Emschergenossenschaft chief executive Uli Paetzel now takes his children to verdant playgrounds on the river banks. “This is Europe’s biggest attempt to restore a complete river landscape and be a driver of structural change,” he says. “We’re giving the river back to its people.”
“All the parks and expanses of water give you a real zest for life”
In 2017, the European Commission named Essen European Green Capital, an annual award for a city at the forefront of environmentally friendly urban living. The former coal-mining city now features a 23-hectare public park, high water quality and city centre traffic restrictions. “Soot, dirt, stench and billowing chimneys – this is what people in other places still associate with Essen,” says Matthias Sinn, head of the city’s environmental department. “But Essen is prettier and greener than you’d think.
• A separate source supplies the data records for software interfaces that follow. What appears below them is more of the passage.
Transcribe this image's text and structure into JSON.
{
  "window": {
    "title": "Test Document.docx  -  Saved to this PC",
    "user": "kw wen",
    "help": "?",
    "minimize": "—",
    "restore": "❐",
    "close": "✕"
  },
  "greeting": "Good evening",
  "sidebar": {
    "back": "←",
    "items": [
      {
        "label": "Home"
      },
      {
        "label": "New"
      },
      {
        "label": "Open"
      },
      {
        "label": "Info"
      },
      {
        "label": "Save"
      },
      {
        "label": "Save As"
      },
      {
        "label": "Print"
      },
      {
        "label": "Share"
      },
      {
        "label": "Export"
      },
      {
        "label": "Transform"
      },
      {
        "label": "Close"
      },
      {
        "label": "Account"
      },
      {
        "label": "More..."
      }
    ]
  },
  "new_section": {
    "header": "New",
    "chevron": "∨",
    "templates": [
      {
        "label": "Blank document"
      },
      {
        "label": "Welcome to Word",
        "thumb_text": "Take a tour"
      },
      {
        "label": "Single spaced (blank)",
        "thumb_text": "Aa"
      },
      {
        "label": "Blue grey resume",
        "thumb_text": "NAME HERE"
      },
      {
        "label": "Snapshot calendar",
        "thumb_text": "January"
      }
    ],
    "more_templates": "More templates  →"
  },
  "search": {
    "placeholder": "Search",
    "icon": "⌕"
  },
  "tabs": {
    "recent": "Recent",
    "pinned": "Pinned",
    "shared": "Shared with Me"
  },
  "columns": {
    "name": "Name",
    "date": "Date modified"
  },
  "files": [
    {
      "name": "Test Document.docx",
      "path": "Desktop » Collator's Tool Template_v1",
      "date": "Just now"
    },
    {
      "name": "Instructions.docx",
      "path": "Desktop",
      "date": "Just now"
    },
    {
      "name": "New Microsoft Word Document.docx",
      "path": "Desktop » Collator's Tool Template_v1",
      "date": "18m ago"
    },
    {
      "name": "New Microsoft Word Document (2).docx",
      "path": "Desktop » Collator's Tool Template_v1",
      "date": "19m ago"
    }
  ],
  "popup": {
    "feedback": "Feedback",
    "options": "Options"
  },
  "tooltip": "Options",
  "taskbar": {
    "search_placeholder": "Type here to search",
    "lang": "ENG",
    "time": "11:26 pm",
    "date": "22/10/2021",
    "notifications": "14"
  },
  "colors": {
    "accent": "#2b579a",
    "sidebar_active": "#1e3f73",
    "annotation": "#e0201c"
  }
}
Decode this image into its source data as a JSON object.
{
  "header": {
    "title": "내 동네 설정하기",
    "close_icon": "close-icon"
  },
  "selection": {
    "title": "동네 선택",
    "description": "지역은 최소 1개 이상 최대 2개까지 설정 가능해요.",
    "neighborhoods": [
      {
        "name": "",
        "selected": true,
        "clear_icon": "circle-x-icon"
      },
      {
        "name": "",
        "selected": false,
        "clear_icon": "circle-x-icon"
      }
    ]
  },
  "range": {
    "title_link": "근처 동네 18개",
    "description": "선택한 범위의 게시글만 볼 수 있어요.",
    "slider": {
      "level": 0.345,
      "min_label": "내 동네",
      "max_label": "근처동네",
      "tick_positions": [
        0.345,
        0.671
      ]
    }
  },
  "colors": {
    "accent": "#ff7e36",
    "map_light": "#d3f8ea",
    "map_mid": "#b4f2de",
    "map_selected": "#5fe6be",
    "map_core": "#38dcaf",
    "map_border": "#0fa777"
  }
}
All the parks and expanses of water give you a real zest for life.”
Among the environmental achievements that won Essen the Green Capital prize were:
• 13,000 jobs in the innovative, green sector
• 95% of the population now living within 300m of green urban areas
• 376 km of bicycle lanes
• 128,000 m2 of road resurfaced with noise-optimised asphalt
And Essen’s setting itself ambitious targets:
• reduce CO2 emissions by 40% by 2020
• 25% of all journeys by bicycle by 2035
• 20,000 jobs in the environmental sector by 2025
• 65% of all waste recycled by 2020.
The greening of Essen includes a project to build 400 km of new underground sewers and renaturalise 350 km of river banks. “What is striking about this project is its massive regional scale, its advanced engineering work, its enhanced biodiversity,” says Sebastian Hyzyk, an EIB economist.
The cost of the operation is EUR 5.3 billion, of which the EIB is financing around 30%. After two previous loans, the Bank loaned another EUR 450 million in 2017 to continue the project.